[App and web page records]
=-=-=-=-=

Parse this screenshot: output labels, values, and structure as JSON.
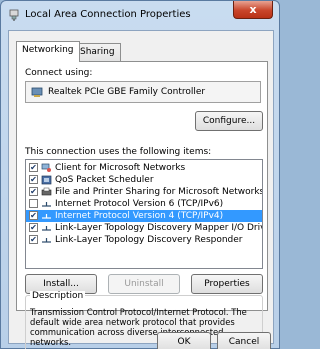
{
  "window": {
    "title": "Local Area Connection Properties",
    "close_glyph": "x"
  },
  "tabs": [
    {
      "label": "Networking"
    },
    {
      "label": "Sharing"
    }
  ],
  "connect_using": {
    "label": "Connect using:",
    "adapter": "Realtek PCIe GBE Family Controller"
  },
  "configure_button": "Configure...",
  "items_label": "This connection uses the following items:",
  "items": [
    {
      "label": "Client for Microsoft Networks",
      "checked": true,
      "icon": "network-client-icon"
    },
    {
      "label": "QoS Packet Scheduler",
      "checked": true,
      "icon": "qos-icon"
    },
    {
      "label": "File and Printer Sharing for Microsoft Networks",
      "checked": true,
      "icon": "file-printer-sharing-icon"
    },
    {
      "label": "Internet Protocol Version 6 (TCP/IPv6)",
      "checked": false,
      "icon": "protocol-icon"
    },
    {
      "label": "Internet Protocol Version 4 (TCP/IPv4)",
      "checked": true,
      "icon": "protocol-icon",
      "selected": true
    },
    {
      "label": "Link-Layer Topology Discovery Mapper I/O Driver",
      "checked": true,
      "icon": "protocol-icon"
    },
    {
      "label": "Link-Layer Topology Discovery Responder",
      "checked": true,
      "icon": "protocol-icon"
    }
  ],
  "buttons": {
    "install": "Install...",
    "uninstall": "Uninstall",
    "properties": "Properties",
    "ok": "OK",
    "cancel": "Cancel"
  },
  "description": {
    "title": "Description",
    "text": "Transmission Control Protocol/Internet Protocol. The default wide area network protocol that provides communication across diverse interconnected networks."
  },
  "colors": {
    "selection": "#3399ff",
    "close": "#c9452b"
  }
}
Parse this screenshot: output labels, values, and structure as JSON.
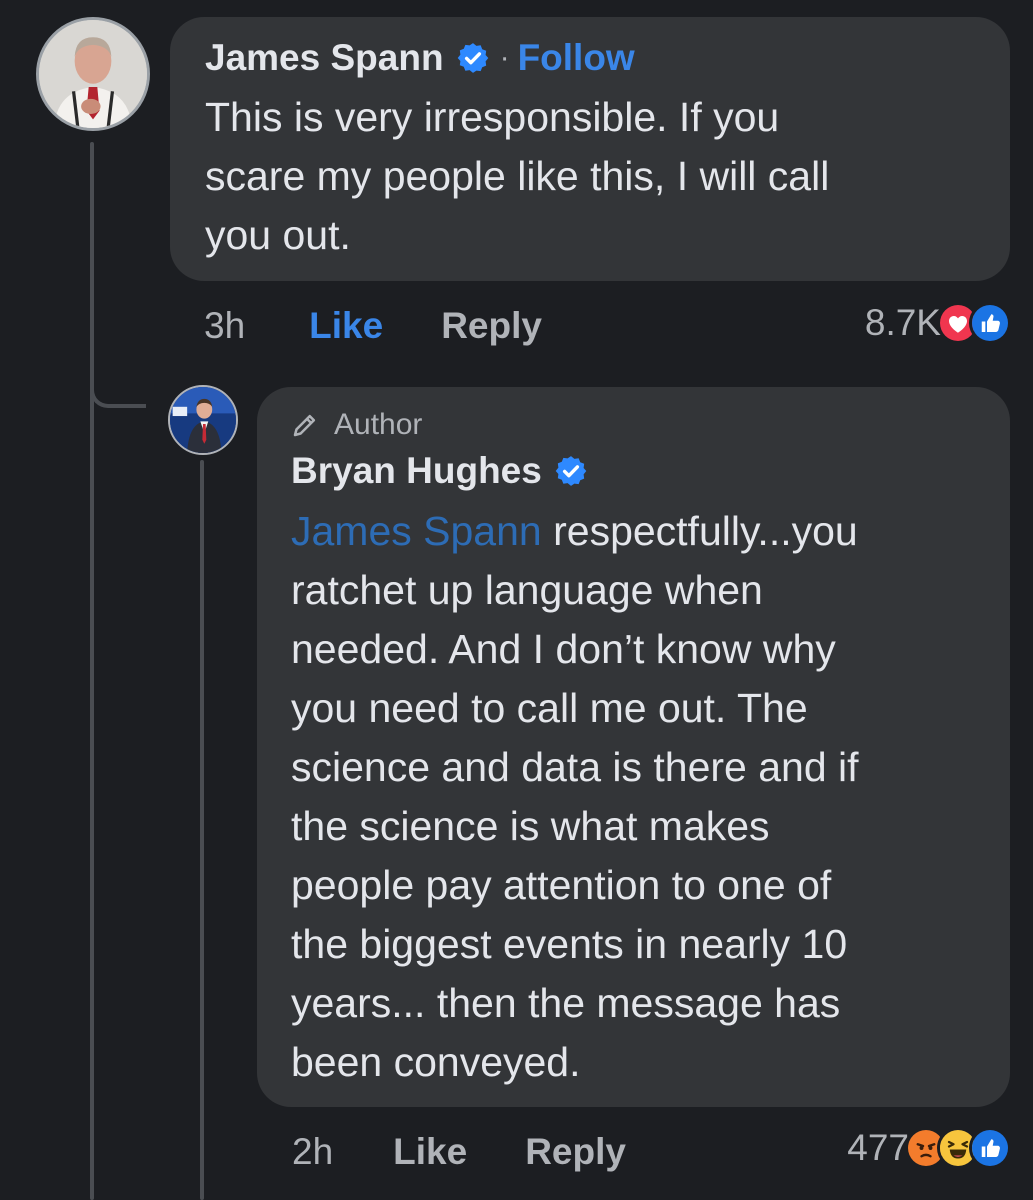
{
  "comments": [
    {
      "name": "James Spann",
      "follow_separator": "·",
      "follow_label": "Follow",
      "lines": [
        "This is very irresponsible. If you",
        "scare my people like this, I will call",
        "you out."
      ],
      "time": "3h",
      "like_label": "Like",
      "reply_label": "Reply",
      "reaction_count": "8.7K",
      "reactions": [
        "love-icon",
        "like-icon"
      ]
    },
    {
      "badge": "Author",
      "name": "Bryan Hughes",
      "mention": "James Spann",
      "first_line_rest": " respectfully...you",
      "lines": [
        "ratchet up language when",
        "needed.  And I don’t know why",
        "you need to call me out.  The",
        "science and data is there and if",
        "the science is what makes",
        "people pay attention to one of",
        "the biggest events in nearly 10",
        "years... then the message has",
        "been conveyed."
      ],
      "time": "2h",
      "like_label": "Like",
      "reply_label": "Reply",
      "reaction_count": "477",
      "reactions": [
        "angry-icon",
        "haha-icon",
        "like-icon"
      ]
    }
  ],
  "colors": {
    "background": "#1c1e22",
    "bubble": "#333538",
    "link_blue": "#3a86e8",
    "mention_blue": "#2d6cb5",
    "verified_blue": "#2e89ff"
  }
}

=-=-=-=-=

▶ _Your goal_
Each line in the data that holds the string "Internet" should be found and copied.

▶ _Answer for this exercise_
      "label": "Internet Protocol Version 6 (TCP/IPv6)",
      "label": "Internet Protocol Version 4 (TCP/IPv4)",
    "text": "Transmission Control Protocol/Internet Protocol. The default wide area network protocol that provides communication across diverse interconnected networks."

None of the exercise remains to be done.